WORK TASK: Find every line in the records below that holds the word "google", and copy each one.

SUPPLIED MATERIAL:
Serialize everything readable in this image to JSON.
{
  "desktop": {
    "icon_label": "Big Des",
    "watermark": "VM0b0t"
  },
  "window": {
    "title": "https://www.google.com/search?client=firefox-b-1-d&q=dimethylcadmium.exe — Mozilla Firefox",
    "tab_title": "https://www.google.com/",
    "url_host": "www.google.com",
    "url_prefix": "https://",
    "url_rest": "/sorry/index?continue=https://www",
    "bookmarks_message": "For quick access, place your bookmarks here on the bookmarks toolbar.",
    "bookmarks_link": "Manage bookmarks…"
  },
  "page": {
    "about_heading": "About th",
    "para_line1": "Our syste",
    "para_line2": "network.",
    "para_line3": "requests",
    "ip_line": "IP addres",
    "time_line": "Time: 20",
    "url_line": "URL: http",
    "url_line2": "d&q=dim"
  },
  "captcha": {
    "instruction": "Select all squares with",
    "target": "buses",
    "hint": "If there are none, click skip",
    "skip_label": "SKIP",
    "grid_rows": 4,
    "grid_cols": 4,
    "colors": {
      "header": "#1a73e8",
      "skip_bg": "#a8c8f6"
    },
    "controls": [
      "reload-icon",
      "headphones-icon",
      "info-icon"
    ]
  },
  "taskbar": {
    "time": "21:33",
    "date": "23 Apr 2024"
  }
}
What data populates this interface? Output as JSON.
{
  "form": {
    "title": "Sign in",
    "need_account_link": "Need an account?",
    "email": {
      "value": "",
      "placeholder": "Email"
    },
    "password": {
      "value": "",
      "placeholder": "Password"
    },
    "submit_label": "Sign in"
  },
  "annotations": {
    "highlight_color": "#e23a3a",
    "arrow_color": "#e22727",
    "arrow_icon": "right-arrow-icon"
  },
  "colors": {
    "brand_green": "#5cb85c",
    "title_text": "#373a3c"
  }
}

EXERCISE SOLUTION:
    "title": "https://www.google.com/search?client=firefox-b-1-d&q=dimethylcadmium.exe — Mozilla Firefox",
    "tab_title": "https://www.google.com/",
    "url_host": "www.google.com",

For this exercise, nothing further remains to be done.